4 min read
If you have a dog who is sick and fearful you can feel lost and alone. The weight of opinion, expectation and information can be overwhelming. What is right? What is true? What is best?
Merlin came from a good breeder. He had enrichment, socialisation and a heritage of dog sports. Although he showed early signs of being sensitive to sound, Merlin was a happy puppy who fit into our family with ease. His loving nature endeared him to everyone, dog and human alike. The sky was the limit, with Merlin I could achieve the goals I desired as I learned about training. This dog would be my teaching companion, would compete in sports and help take my training to another level. This dog would be THE dog!
Only 5 months old
Merlin picked up a nasty stomach bug which lead to ongoing, chronic illness and fear. Rather than long hikes, fun training and exciting dog sports, the next 3 years were spent surviving while I struggled to make him healthy and happy.
The complexity of his requirements was overwhelming; advice and treatment conflicting.
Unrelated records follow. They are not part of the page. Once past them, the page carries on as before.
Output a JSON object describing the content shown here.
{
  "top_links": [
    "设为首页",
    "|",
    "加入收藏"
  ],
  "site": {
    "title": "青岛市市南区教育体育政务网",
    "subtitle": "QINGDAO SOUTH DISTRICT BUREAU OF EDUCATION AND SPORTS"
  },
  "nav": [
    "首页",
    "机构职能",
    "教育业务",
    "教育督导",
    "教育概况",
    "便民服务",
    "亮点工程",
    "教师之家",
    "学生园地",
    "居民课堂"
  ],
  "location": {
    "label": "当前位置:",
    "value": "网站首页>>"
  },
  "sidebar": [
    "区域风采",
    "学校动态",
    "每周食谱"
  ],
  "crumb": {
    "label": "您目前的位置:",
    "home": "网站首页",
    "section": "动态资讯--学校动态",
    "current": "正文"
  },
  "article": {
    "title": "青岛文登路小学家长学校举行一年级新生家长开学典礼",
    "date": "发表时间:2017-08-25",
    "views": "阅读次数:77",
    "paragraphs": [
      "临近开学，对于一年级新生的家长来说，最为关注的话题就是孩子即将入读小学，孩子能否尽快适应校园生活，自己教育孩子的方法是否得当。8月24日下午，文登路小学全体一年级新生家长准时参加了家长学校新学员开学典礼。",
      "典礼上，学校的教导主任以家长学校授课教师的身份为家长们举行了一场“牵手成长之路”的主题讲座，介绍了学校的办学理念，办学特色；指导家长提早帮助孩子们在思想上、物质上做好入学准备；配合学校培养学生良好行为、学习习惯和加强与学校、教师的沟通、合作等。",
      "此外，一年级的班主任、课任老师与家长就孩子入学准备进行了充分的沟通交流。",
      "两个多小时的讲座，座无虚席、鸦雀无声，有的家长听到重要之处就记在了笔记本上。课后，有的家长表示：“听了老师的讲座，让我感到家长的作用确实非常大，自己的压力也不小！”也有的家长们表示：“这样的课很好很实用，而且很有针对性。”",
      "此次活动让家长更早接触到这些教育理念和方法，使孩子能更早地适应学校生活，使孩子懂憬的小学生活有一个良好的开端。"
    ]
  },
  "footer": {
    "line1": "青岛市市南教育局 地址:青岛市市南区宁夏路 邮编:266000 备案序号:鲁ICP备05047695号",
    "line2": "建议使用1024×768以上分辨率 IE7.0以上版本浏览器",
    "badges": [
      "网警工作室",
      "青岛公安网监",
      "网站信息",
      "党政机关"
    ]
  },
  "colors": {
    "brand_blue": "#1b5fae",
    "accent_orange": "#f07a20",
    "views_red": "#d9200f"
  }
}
What the vet saw were physical symptoms. What the behaviourist saw were mental issues. What I saw was a special dog with a distinctive physical body, unique personality and rich emotional life.
I battled disappointment. I felt grief, frustration and defeat. I was utterly exhausted. How could I help this wonderful dog lead a fulfilled life? What did I need to enjoy my life with him?
There is a lot of information on the internet, many protocols wrapped up in memorable, marketable names. If you have a dog who is afraid or who over reacts you can find a variety of recipes promising a cure. These can be hard to resist when you are desperate to help your dog live a normal life.
Unless you understand how behaviour functions, damage to your training or worse to your relationship can occur. The ability to analyse protocols objectively is essential – how do they work? Why do they work? Most importantly what is the effect on the animal? Effectiveness is one way to gauge a protocol, but the wellbeing of your dog has to be the most important factor.
Many years ago, I learned this lesson when I followed the advice of a trainer and practised a Nothing in Life is Free protocol. Rumble was aggressive to other dogs and NILIF was the trainer’s solution. I did what she said because she was an “expert” recommended by the vet. Rumble became quiet and deferent to me, but aggression to dogs continued.
I felt terrible, that special spark of RUMBLE was gone. I had first-hand evidence of harm done by training based on constructs like deference and leadership. So, I decided to learn all I could about dogs and the science that explains the way they behave.
When this “cure-all” protocol was again presented as an answer to Merlin’s fear of sound, I was able to analyse and reject it as unhelpful. Learning about dogs and behavioural science has given me the ability to observe Merlin’s behaviour and create training plans that promote confidence and choice, rather than deference and discomfort.
Set a compass for direction
Throughout this process I have allowed my ethics to guide me. The individual who is Merlin is at the heart of every choice I make. A relationship of trust and connection is the foundation of our training. Knowing this I have rejected cookie-cutter formulas with their tones of passivity and control. I have found veterinarians with a more holistic approach. I have learned about gastrointestinal diseases, anxiety and diet with particular emphasis on gut health. I have researched sound training, storm sensitivity, play and creating confidence. I have read everything I could, reached out to friends and experts and exercised my own judgment.
Although once terrified of the car, Merlin now chooses to get in. He doesn’t run from his collar like he used to. He is no longer afraid of the kitchen or metallic sounds. He is not too bothered by a windy day. General environmental noises have stopped frightening him, he can rest alone without constant whining and can relax in the car by himself. He is afraid of the rain but recovers quickly and will leave his safe place to be with us when it clears. He walks beautifully on lead and can run off lead in safe environments. We both enjoy grooming and are working on making his husbandry behaviours worry free. For the last 6 months his gut has been stable, and he is gradually tolerating a more diverse diet. What Merlin and I have achieved may not be spectacular, but to me and my family, it is remarkable.
I stood by my window a few days ago watching as Merlin rolled around on the lawn. His glorious hair flew, and his legs kicked the air. It is so important to enjoy these tiny moments of fun and connection: the nose bump to your leg, the joyful greeting, the long, lush belly rubs. Appreciating and remembering helps you see the undesirable with different eyes. I wanted Merlin to meet my needs. I dreamed of competing in dog sports and showcasing what can be achieved through skilful, considered training. My own goals have had to shift; I may never perform wonderful routines of heelwork or compete in Rally Obedience, but I can use my knowledge to build a brilliant life with the dog I have.
Our dog trust us to find the best solutions for them and will in return do their very best.
Author: Julie Van Schie
She is an experienced teacher and trainer in lifeskills and has studied with Kay Laurence for many years.
Learning long-distance has never proven an obstacle to developing great training skills.
Julie’s Website: Delight in Dogs.